(approx based on a 2020 Mazda MX-5 2.0Roadster - ex VAT) An air filter costs in the £80 bracket and an oil filter costs in the £5 bracket. Front brake pads sit in the £28-£40 bracket for a set. Rears sit in the £17-£36 bracket. A pair of front brake discs is around £76-£112; a pair of rears are around £64-£87. Wiper blades sit in the £6-£15 bracket.
On the Road
So what's it like to drive? Well, MX-5 motoring has never been all about ultimate power - and it isn't here. The two SKYACTIVE-G petrol engines on offer - a 131PS 1.5-litre unit and the 160PS 2.0-litre powerplant (upgraded to 184PS in 2018) - seem to offer modest performance stats on paper. On the road though, a real roadster experience awaits, this MK4 model feeling sharper and more eager through the turns thanks to a dietary development programme which saw over 100kgs trimmed from the kerb weight. The electric power steering system freshly-developed for this model plays its part too, offering great feedback between rubber and road and ensuring that you're encouraged to make the very most from performance on offer that sees the 160PS 2.0-litre model make 62mph from rest in 7.3s en route to 133mph.
Original buyers of the 2.0-litre variant got the option of paying extra for a top 'Sport' version which got a few extra dynamic aids - sports suspension, stiffer Bilstein dampers and a limited slip differential for extra traction. You don't really need any of this though, to have fun in this car. Indeed, when it comes to suspension, the suppler set-up of the standard models is arguably preferable. The wonderfully incisive short-shift SKYACTIV-MT six-speed manual transmission is another key contributor to the whole experience - which is just as well as you'll be shunting the stubby lever around the 'box rather a lot to get the most out of those revvy little engines.
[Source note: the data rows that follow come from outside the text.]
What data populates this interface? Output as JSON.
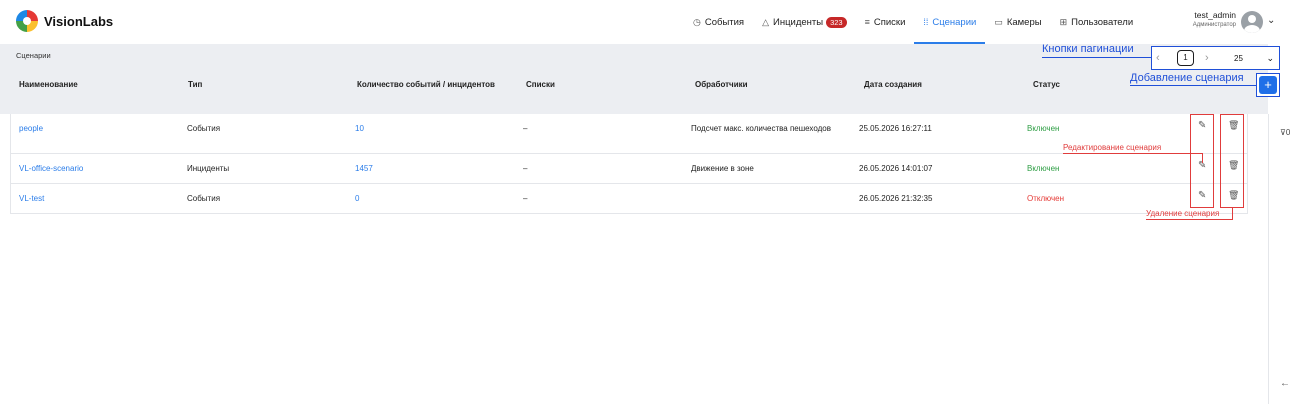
{
  "app": {
    "logo_text": "VisionLabs"
  },
  "nav": [
    {
      "icon": "◷",
      "label": "События"
    },
    {
      "icon": "△",
      "label": "Инциденты",
      "badge": "323"
    },
    {
      "icon": "≡",
      "label": "Списки"
    },
    {
      "icon": "⁞⁞",
      "label": "Сценарии",
      "active": true
    },
    {
      "icon": "▭",
      "label": "Камеры"
    },
    {
      "icon": "⊞",
      "label": "Пользователи"
    }
  ],
  "user": {
    "name": "test_admin",
    "role": "Администратор"
  },
  "breadcrumb": "Сценарии",
  "columns": [
    "Наименование",
    "Тип",
    "Количество событий / инцидентов",
    "Списки",
    "Обработчики",
    "Дата создания",
    "Статус"
  ],
  "pagination": {
    "prev": "‹",
    "page": "1",
    "next": "›",
    "page_size": "25",
    "chevron": "⌄"
  },
  "add_button": "+",
  "rows": [
    {
      "name": "people",
      "type": "События",
      "count": "10",
      "lists": "–",
      "handler": "Подсчет макс. количества пешеходов",
      "created": "25.05.2026 16:27:11",
      "status": "Включен",
      "status_color": "#2e9e44"
    },
    {
      "name": "VL-office-scenario",
      "type": "Инциденты",
      "count": "1457",
      "lists": "–",
      "handler": "Движение в зоне",
      "created": "26.05.2026 14:01:07",
      "status": "Включен",
      "status_color": "#2e9e44"
    },
    {
      "name": "VL-test",
      "type": "События",
      "count": "0",
      "lists": "–",
      "handler": "",
      "created": "26.05.2026 21:32:35",
      "status": "Отключен",
      "status_color": "#e53935"
    }
  ],
  "actions": {
    "edit_icon": "✎",
    "delete_icon": "🗑"
  },
  "annotations": {
    "pagination": "Кнопки пагинации",
    "add": "Добавление сценария",
    "edit": "Редактирование сценария",
    "delete": "Удаление сценария"
  },
  "filter": {
    "icon": "⊽",
    "count": "0"
  },
  "collapse_icon": "←"
}
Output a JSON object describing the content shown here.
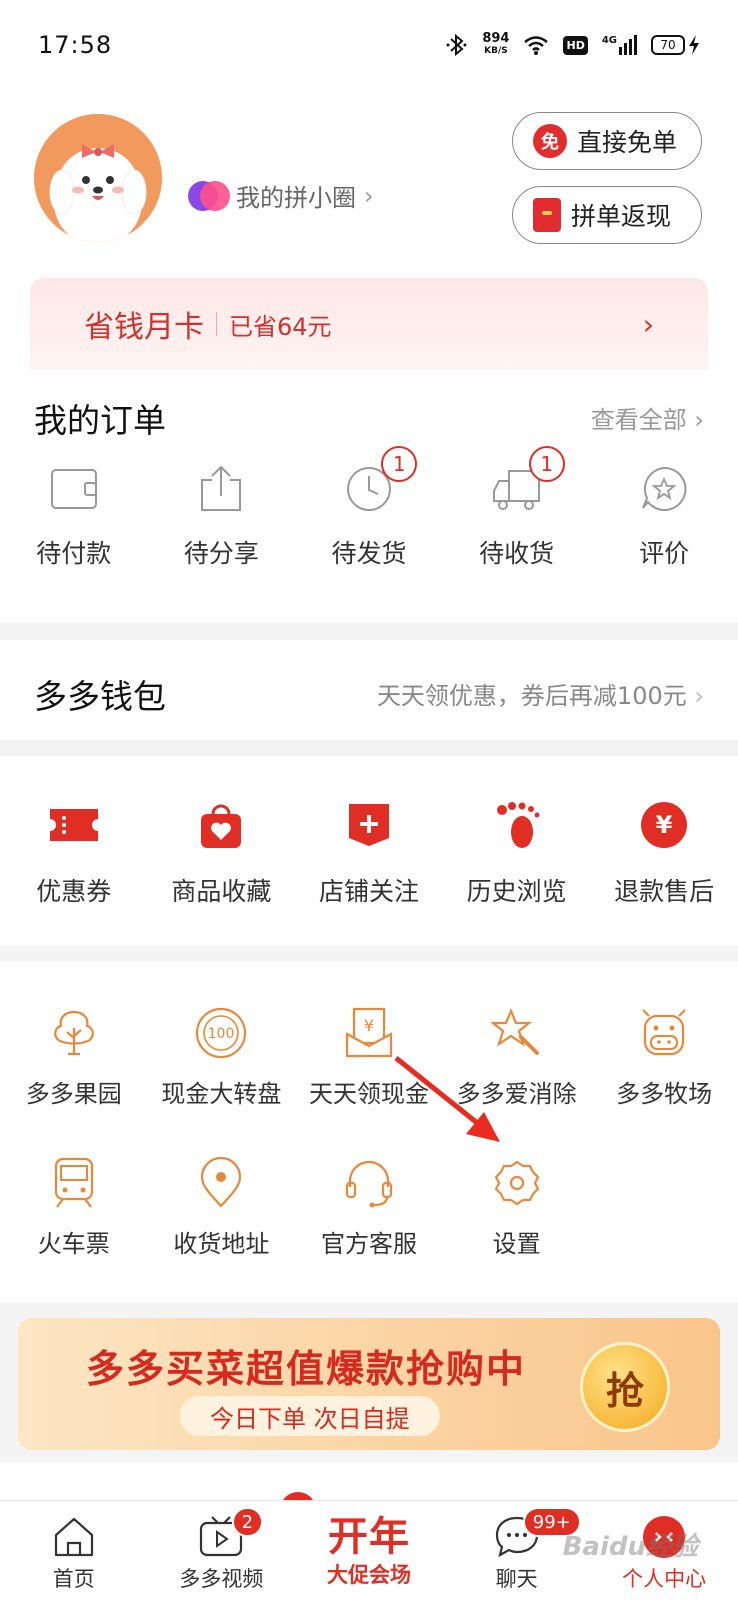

A paddleshift automatic option was offered with the 2.0-litre engine, but it's vanishingly rare.
For the final word on this fourth generation MX-5, let's turn to the first thoughts of Designer Masashi Nakayama when he sat down to create it. This, he decided, must be a car its customers would want to hold on to - 'one that could be driven for twenty years'. Nakayama imagined himself as the owner of such a machine and simply hated the idea of eventually becoming bored of it. 'The thought of this was just too sad', he says. 'I wanted this to be a car I would love for a very long time, just as I do the original MX-5'.
Not everyone gets the MX-5 experience of course. It certainly won't appeal to those prioritising power. Or people needing the practicality of a hot hatch or a sports coupe. At the other extreme, a specialist sportscar maker could offer you a more intense experience, though one that for the most part would be largely irrelevant for public road use. That's where this Mazda excels. You don't need a test track, a racing driver's touch or a lottery winner's wallet with this car. Just a back-to-basics love of driving. The way it ought to be.